⟨

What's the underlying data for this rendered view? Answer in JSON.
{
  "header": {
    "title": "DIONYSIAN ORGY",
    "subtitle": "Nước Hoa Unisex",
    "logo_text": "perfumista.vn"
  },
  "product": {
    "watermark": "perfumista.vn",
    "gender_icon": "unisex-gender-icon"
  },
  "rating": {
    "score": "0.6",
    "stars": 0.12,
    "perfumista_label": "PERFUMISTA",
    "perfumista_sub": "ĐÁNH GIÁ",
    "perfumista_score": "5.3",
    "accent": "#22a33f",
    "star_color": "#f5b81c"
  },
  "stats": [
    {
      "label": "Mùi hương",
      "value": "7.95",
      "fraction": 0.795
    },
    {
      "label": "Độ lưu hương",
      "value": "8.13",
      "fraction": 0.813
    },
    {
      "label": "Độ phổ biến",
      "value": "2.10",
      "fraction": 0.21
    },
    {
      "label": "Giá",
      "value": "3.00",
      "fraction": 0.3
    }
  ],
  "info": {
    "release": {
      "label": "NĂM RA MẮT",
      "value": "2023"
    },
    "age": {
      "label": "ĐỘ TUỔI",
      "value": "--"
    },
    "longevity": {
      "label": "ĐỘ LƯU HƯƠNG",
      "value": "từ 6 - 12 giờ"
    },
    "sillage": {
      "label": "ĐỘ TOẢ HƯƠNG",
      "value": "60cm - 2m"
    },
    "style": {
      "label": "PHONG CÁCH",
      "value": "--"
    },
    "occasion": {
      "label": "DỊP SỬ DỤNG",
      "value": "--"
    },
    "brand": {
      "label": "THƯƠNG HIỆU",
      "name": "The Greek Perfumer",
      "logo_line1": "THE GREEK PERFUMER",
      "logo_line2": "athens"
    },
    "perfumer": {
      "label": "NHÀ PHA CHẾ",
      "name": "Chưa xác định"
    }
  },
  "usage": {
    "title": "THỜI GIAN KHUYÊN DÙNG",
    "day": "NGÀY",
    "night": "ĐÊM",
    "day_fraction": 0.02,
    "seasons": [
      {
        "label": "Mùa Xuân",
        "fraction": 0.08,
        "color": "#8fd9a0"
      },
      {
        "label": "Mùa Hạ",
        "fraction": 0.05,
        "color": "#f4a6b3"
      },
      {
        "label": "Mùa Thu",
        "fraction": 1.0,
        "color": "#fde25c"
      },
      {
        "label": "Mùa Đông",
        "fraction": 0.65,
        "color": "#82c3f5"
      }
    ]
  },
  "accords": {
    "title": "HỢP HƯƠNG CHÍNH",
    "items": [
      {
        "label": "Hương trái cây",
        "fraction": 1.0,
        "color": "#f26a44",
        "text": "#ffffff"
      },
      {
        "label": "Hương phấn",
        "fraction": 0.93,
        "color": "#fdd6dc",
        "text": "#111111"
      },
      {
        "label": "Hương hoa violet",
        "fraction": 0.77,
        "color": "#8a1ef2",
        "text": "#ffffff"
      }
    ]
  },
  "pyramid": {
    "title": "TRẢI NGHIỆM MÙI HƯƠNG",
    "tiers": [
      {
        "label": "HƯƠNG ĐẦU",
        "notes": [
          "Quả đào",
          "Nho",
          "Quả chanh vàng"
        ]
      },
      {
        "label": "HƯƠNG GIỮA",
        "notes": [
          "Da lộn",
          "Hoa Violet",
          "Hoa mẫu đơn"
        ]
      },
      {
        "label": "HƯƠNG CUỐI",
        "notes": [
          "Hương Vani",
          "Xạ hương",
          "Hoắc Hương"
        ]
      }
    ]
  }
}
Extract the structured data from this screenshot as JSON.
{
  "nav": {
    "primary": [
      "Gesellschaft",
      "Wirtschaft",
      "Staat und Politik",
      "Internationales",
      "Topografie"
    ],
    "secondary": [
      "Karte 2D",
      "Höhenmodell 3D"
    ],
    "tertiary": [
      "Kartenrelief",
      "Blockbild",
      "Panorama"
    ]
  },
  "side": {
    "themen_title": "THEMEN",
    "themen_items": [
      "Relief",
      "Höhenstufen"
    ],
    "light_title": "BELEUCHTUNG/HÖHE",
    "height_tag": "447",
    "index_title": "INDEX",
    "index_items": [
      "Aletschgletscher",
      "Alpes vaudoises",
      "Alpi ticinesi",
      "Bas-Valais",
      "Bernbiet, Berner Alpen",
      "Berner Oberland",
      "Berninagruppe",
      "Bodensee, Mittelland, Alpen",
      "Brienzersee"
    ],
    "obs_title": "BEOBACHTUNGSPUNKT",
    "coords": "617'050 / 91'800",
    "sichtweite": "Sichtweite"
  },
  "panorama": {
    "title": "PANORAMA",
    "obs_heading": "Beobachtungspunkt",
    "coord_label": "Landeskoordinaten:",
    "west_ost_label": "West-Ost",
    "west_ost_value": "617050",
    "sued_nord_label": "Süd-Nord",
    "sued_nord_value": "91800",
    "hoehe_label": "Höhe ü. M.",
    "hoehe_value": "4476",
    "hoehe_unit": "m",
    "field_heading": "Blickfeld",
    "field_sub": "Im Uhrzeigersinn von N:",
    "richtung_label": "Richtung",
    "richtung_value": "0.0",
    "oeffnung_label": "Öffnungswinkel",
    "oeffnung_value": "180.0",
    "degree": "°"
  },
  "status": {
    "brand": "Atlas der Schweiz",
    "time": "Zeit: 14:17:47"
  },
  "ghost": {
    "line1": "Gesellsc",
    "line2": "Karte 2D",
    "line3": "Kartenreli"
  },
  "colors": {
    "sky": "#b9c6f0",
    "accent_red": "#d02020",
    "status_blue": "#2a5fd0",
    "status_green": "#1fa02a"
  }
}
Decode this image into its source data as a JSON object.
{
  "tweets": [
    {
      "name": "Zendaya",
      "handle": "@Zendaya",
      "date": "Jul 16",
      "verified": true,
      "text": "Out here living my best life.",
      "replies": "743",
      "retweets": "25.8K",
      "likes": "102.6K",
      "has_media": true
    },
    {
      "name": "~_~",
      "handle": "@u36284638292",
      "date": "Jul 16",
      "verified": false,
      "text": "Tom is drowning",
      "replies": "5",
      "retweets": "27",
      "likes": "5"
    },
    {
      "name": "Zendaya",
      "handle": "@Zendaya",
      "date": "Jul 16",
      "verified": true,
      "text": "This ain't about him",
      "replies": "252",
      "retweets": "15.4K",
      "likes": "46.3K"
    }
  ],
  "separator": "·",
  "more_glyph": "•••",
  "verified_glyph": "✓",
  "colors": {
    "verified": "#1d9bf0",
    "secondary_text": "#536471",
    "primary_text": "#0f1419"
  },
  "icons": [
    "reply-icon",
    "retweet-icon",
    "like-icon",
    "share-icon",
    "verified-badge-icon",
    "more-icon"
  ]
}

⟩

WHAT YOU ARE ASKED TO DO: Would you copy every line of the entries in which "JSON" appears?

FINISHED TASK:
What's the underlying data for this rendered view? Answer in JSON.
Extract the structured data from this screenshot as JSON.
Decode this image into its source data as a JSON object.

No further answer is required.